What you will do =>
Nothing is to be altered; the data must be repeated exactly.

Study material =>

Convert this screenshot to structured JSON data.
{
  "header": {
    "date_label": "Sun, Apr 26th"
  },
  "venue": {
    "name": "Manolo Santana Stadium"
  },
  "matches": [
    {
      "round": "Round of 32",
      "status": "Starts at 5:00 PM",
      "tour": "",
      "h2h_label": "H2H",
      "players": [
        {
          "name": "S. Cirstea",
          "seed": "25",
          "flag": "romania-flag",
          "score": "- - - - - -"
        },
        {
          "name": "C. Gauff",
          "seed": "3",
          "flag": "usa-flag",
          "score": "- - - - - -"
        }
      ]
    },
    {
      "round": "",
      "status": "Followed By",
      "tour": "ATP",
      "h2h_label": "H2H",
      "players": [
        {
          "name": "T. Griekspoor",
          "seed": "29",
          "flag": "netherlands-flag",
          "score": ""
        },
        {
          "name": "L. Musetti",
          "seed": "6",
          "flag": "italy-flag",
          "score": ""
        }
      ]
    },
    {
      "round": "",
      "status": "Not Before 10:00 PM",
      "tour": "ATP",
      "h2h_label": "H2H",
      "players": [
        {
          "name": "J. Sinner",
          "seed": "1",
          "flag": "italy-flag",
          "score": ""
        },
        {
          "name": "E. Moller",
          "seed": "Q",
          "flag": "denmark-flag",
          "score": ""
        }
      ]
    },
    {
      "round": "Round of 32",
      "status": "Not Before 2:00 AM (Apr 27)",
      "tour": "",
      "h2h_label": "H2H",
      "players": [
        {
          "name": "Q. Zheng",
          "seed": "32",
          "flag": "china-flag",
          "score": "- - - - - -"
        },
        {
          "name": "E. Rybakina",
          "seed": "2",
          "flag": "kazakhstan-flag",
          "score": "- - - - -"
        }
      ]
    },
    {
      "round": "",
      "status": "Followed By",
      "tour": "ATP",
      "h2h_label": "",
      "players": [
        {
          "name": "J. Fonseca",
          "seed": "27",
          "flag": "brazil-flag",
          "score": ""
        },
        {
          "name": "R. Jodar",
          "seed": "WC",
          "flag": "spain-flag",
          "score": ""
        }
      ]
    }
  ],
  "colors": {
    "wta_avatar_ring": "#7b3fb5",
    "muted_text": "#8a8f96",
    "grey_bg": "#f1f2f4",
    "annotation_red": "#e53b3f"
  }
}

Task output =>
Convert this screenshot to structured JSON data.
{
  "header": {
    "date_label": "Sun, Apr 26th"
  },
  "venue": {
    "name": "Manolo Santana Stadium"
  },
  "matches": [
    {
      "round": "Round of 32",
      "status": "Starts at 5:00 PM",
      "tour": "",
      "h2h_label": "H2H",
      "players": [
        {
          "name": "S. Cirstea",
          "seed": "25",
          "flag": "romania-flag",
          "score": "- - - - - -"
        },
        {
          "name": "C. Gauff",
          "seed": "3",
          "flag": "usa-flag",
          "score": "- - - - - -"
        }
      ]
    },
    {
      "round": "",
      "status": "Followed By",
      "tour": "ATP",
      "h2h_label": "H2H",
      "players": [
        {
          "name": "T. Griekspoor",
          "seed": "29",
          "flag": "netherlands-flag",
          "score": ""
        },
        {
          "name": "L. Musetti",
          "seed": "6",
          "flag": "italy-flag",
          "score": ""
        }
      ]
    },
    {
      "round": "",
      "status": "Not Before 10:00 PM",
      "tour": "ATP",
      "h2h_label": "H2H",
      "players": [
        {
          "name": "J. Sinner",
          "seed": "1",
          "flag": "italy-flag",
          "score": ""
        },
        {
          "name": "E. Moller",
          "seed": "Q",
          "flag": "denmark-flag",
          "score": ""
        }
      ]
    },
    {
      "round": "Round of 32",
      "status": "Not Before 2:00 AM (Apr 27)",
      "tour": "",
      "h2h_label": "H2H",
      "players": [
        {
          "name": "Q. Zheng",
          "seed": "32",
          "flag": "china-flag",
          "score": "- - - - - -"
        },
        {
          "name": "E. Rybakina",
          "seed": "2",
          "flag": "kazakhstan-flag",
          "score": "- - - - -"
        }
      ]
    },
    {
      "round": "",
      "status": "Followed By",
      "tour": "ATP",
      "h2h_label": "",
      "players": [
        {
          "name": "J. Fonseca",
          "seed": "27",
          "flag": "brazil-flag",
          "score": ""
        },
        {
          "name": "R. Jodar",
          "seed": "WC",
          "flag": "spain-flag",
          "score": ""
        }
      ]
    }
  ],
  "colors": {
    "wta_avatar_ring": "#7b3fb5",
    "muted_text": "#8a8f96",
    "grey_bg": "#f1f2f4",
    "annotation_red": "#e53b3f"
  }
}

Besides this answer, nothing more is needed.